(Data entries)
· · ·

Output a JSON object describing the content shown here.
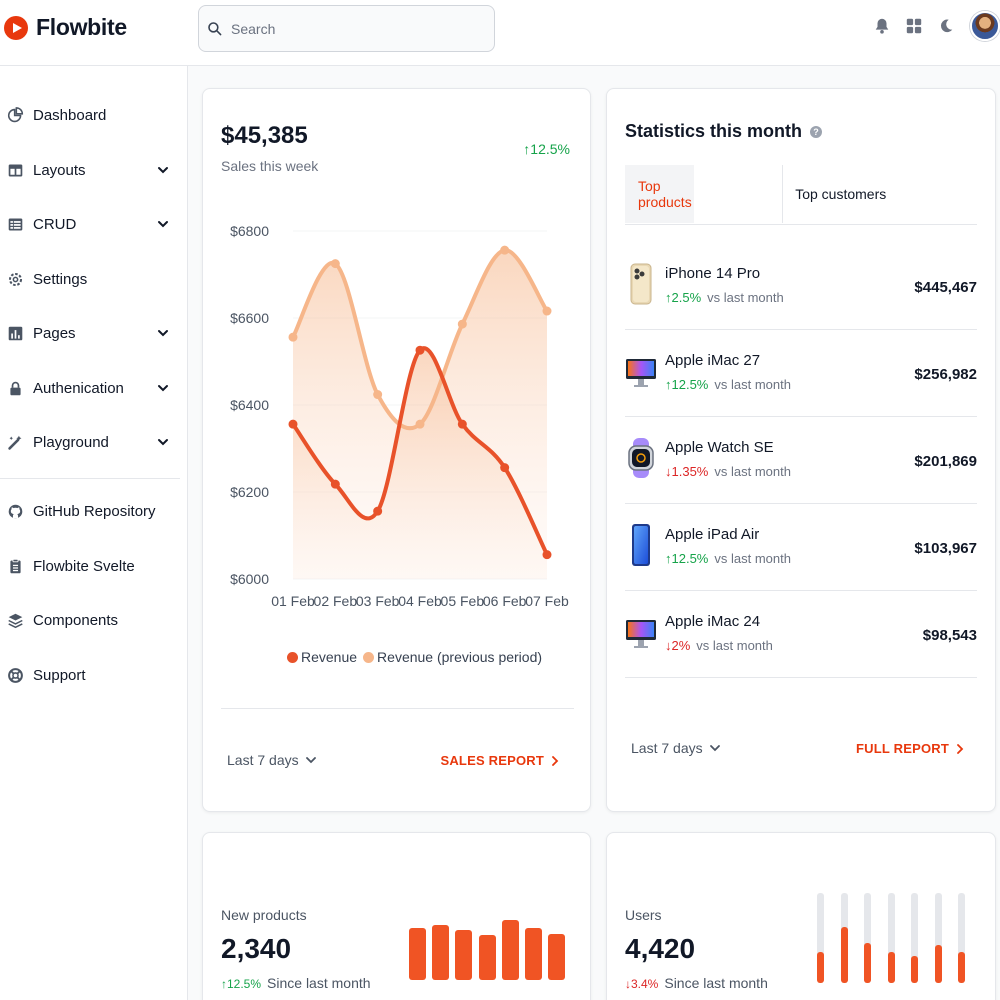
{
  "app": {
    "name": "Flowbite"
  },
  "search": {
    "placeholder": "Search"
  },
  "header": {
    "icons": [
      "bell-icon",
      "apps-grid-icon",
      "moon-icon"
    ]
  },
  "sidebar": {
    "items": [
      {
        "label": "Dashboard",
        "icon": "chart-pie-icon",
        "expandable": false
      },
      {
        "label": "Layouts",
        "icon": "layout-icon",
        "expandable": true
      },
      {
        "label": "CRUD",
        "icon": "table-icon",
        "expandable": true
      },
      {
        "label": "Settings",
        "icon": "gear-icon",
        "expandable": false
      },
      {
        "label": "Pages",
        "icon": "chart-bars-icon",
        "expandable": true
      },
      {
        "label": "Authenication",
        "icon": "lock-icon",
        "expandable": true
      },
      {
        "label": "Playground",
        "icon": "wand-icon",
        "expandable": true
      }
    ],
    "secondary": [
      {
        "label": "GitHub Repository",
        "icon": "github-icon"
      },
      {
        "label": "Flowbite Svelte",
        "icon": "clipboard-icon"
      },
      {
        "label": "Components",
        "icon": "layers-icon"
      },
      {
        "label": "Support",
        "icon": "lifebuoy-icon"
      }
    ]
  },
  "sales": {
    "value": "$45,385",
    "label": "Sales this week",
    "change": "↑12.5%",
    "legend": [
      "Revenue",
      "Revenue (previous period)"
    ],
    "range": "Last 7 days",
    "report_link": "SALES REPORT"
  },
  "chart_data": {
    "type": "area",
    "x": [
      "01 Feb",
      "02 Feb",
      "03 Feb",
      "04 Feb",
      "05 Feb",
      "06 Feb",
      "07 Feb"
    ],
    "yticks": [
      "$6800",
      "$6600",
      "$6400",
      "$6200",
      "$6000"
    ],
    "ylim": [
      6000,
      6800
    ],
    "series": [
      {
        "name": "Revenue",
        "color": "#e8522a",
        "values": [
          6356,
          6218,
          6156,
          6526,
          6356,
          6256,
          6056
        ]
      },
      {
        "name": "Revenue (previous period)",
        "color": "#f6b68a",
        "values": [
          6556,
          6725,
          6424,
          6356,
          6586,
          6756,
          6616
        ]
      }
    ],
    "legend_position": "bottom"
  },
  "stats": {
    "title": "Statistics this month",
    "tabs": [
      "Top products",
      "Top customers"
    ],
    "products": [
      {
        "name": "iPhone 14 Pro",
        "change": "↑2.5%",
        "direction": "up",
        "note": "vs last month",
        "price": "$445,467",
        "icon": "iphone-icon"
      },
      {
        "name": "Apple iMac 27",
        "change": "↑12.5%",
        "direction": "up",
        "note": "vs last month",
        "price": "$256,982",
        "icon": "imac-icon"
      },
      {
        "name": "Apple Watch SE",
        "change": "↓1.35%",
        "direction": "down",
        "note": "vs last month",
        "price": "$201,869",
        "icon": "watch-icon"
      },
      {
        "name": "Apple iPad Air",
        "change": "↑12.5%",
        "direction": "up",
        "note": "vs last month",
        "price": "$103,967",
        "icon": "ipad-icon"
      },
      {
        "name": "Apple iMac 24",
        "change": "↓2%",
        "direction": "down",
        "note": "vs last month",
        "price": "$98,543",
        "icon": "imac-icon"
      }
    ],
    "range": "Last 7 days",
    "report_link": "FULL REPORT"
  },
  "new_products": {
    "label": "New products",
    "value": "2,340",
    "change": "↑12.5%",
    "note": "Since last month",
    "bars": [
      0.74,
      0.78,
      0.72,
      0.64,
      0.86,
      0.74,
      0.66
    ]
  },
  "users": {
    "label": "Users",
    "value": "4,420",
    "change": "↓3.4%",
    "note": "Since last month",
    "bars": [
      0.34,
      0.62,
      0.44,
      0.34,
      0.3,
      0.42,
      0.34
    ]
  },
  "colors": {
    "accent": "#e8380d",
    "up": "#16a34a",
    "down": "#dc2626"
  }
}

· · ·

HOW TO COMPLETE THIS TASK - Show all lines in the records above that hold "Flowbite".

OUTPUT FOR THIS EXERCISE -
    "name": "Flowbite"
        "label": "Flowbite Svelte",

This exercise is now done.